#### Supplied information
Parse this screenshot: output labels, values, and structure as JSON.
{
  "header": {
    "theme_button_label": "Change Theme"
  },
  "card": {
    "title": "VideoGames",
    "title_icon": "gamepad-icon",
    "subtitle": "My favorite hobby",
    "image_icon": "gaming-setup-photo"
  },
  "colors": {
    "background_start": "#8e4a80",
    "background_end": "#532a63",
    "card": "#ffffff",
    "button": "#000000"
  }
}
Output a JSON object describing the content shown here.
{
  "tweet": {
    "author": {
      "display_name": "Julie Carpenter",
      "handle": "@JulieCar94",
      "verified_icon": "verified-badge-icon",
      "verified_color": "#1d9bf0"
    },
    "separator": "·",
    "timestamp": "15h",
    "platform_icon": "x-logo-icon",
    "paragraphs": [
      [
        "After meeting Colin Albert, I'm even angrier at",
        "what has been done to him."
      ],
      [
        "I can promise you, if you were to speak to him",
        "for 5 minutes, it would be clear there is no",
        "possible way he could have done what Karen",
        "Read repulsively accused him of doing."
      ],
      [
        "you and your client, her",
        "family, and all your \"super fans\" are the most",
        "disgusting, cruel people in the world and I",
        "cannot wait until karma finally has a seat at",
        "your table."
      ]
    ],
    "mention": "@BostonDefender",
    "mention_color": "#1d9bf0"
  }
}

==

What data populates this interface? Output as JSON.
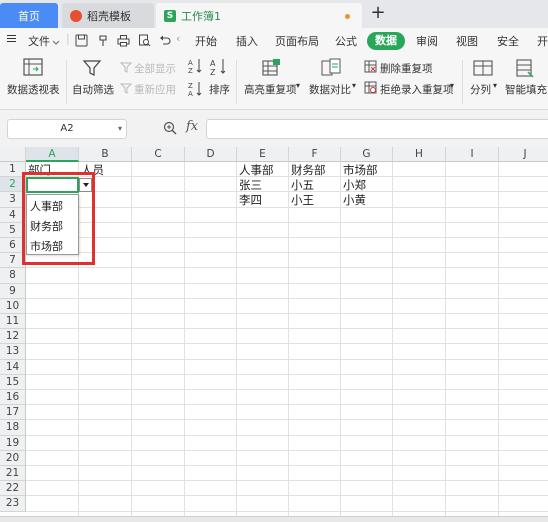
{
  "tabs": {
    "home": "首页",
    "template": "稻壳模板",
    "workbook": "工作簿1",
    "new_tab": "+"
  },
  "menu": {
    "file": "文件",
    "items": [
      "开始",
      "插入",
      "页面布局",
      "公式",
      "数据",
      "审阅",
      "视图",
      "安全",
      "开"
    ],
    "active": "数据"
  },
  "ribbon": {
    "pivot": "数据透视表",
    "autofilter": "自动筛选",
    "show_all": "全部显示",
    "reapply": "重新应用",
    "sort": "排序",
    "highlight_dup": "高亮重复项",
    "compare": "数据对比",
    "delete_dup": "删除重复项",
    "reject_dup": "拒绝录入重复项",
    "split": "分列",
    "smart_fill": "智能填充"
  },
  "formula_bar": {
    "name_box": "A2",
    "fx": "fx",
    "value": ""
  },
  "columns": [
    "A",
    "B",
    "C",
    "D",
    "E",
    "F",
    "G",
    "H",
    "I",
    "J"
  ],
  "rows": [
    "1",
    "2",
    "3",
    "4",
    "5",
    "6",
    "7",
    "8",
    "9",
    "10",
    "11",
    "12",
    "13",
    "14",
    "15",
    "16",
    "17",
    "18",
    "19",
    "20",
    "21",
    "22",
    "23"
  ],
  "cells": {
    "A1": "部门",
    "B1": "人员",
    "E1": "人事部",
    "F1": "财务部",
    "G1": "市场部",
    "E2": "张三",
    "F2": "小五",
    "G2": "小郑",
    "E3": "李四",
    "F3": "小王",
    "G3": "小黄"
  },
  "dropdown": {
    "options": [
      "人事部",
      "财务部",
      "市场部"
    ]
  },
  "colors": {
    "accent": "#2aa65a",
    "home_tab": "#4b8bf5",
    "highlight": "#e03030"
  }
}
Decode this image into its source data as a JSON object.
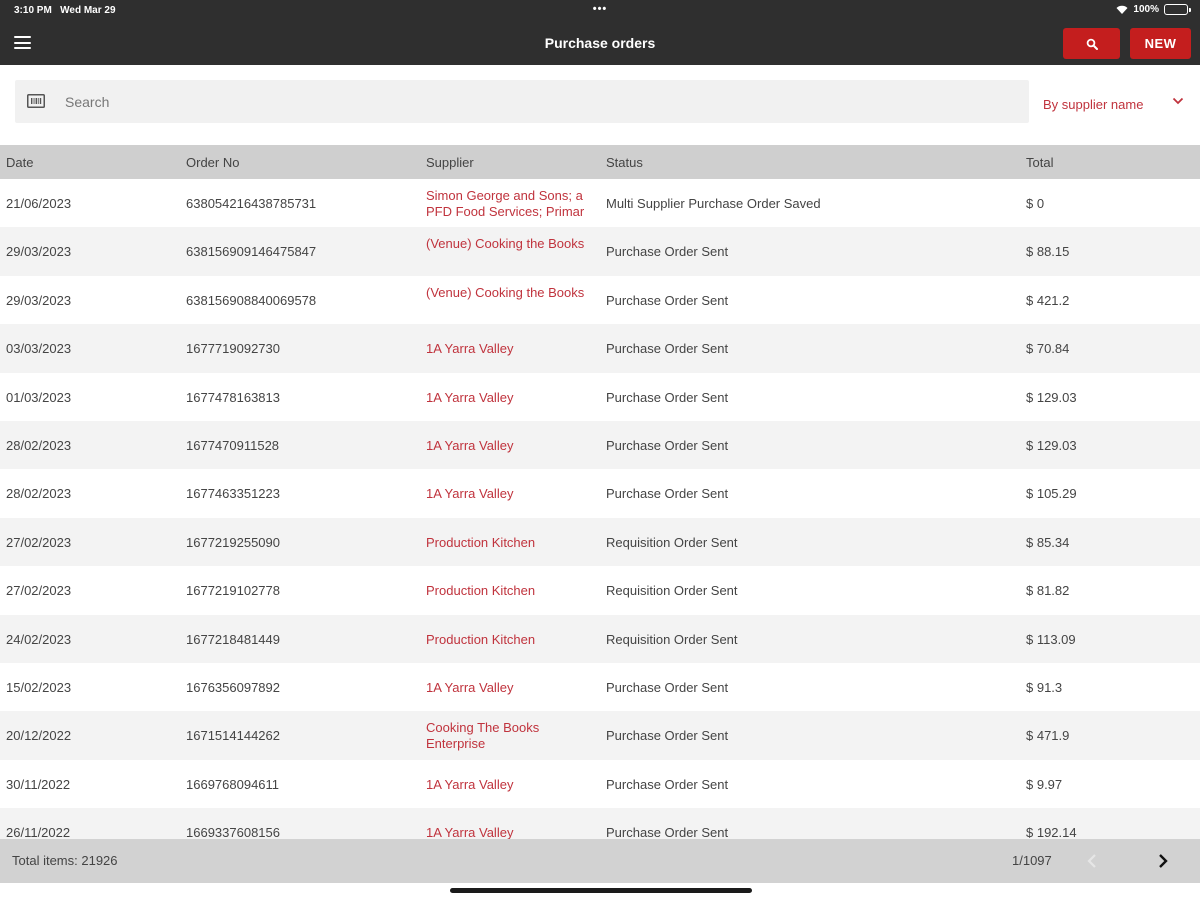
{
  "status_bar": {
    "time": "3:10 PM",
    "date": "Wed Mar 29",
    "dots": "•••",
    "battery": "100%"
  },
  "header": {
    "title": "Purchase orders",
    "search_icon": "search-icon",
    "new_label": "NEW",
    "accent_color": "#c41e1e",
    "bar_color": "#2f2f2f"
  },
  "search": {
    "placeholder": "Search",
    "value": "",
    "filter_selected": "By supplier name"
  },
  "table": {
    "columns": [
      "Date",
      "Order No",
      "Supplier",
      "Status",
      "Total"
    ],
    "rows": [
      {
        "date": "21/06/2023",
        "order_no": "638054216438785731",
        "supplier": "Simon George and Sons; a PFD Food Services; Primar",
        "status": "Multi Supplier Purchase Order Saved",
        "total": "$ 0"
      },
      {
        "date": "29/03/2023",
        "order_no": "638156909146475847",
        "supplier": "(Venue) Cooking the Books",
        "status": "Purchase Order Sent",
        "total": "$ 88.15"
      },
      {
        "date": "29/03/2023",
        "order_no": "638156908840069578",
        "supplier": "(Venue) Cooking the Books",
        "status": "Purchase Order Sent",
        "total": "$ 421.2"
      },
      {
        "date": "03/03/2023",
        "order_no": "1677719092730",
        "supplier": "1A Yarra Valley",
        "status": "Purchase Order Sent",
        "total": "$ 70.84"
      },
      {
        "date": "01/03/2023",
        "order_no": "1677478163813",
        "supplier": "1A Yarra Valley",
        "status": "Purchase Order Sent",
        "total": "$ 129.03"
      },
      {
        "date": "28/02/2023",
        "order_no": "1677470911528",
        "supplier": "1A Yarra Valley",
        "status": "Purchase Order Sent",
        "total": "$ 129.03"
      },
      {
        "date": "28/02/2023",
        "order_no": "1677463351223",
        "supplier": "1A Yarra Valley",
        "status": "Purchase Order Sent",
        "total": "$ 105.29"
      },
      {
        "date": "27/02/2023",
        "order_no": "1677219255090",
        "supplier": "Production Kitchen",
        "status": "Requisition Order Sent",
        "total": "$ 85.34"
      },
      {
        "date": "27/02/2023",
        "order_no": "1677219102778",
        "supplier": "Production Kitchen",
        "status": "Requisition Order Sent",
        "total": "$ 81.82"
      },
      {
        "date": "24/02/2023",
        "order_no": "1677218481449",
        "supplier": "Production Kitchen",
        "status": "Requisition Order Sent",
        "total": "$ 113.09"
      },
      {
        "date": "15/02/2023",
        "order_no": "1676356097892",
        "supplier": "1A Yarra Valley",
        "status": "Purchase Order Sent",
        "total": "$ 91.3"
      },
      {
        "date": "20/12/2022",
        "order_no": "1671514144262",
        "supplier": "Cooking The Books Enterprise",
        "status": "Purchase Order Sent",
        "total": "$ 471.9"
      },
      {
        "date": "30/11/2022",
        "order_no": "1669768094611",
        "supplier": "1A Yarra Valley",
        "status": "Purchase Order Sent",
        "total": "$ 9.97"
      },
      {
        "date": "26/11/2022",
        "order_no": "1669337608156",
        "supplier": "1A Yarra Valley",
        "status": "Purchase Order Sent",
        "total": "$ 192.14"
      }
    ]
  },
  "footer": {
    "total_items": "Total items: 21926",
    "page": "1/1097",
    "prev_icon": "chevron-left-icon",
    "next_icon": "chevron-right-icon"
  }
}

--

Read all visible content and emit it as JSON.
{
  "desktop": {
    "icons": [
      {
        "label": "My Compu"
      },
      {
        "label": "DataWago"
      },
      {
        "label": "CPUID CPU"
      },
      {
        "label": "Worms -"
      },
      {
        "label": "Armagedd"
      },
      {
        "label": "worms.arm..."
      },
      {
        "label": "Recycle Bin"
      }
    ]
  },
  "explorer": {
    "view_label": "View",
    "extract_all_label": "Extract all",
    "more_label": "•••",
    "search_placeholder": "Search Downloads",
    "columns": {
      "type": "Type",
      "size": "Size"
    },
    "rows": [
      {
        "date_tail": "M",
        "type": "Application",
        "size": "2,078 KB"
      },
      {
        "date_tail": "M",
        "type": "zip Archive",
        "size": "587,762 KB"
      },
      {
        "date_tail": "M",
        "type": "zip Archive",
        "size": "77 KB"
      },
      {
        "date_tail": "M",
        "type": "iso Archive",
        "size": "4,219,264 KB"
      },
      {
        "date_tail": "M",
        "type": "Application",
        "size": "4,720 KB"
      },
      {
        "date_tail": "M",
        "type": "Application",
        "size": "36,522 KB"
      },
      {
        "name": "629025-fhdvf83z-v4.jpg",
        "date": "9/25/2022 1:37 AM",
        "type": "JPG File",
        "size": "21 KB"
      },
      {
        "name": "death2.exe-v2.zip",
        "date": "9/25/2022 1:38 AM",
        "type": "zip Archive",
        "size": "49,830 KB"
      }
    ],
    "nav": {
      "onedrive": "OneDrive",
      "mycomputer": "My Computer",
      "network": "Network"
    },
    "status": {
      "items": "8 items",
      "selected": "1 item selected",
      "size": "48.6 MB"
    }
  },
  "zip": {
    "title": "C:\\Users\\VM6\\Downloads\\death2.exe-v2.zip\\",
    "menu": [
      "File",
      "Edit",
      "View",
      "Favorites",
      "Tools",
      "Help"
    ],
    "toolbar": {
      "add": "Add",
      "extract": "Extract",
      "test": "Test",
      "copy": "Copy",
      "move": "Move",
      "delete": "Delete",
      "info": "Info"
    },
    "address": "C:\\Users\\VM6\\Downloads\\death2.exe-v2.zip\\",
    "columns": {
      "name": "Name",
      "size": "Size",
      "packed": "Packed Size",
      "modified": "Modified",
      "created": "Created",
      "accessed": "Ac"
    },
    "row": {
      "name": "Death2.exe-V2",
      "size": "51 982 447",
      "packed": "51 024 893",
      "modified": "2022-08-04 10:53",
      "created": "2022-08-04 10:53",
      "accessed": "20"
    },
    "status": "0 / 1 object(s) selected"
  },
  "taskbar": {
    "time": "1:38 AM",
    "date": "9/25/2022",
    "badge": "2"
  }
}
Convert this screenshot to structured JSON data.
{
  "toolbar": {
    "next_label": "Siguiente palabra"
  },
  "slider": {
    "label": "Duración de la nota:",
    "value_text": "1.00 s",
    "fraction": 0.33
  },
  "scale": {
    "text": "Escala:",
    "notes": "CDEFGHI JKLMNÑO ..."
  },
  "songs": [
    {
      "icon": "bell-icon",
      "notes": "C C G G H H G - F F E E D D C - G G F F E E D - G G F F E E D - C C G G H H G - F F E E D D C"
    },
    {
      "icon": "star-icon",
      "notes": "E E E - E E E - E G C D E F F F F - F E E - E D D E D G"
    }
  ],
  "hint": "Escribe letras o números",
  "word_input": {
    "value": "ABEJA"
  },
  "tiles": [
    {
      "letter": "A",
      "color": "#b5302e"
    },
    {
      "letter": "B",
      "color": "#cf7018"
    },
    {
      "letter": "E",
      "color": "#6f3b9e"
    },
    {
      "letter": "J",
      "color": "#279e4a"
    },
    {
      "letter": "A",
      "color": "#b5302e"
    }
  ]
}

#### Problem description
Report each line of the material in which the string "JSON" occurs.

#### Answer to the problem
Parse this screenshot: output labels, values, and structure as JSON.
Output a JSON object describing the content shown here.
What data populates this interface? Output as JSON.
Decode this image into its source data as a JSON object.
Read all visible content and emit it as JSON.
Convert this screenshot to structured JSON data.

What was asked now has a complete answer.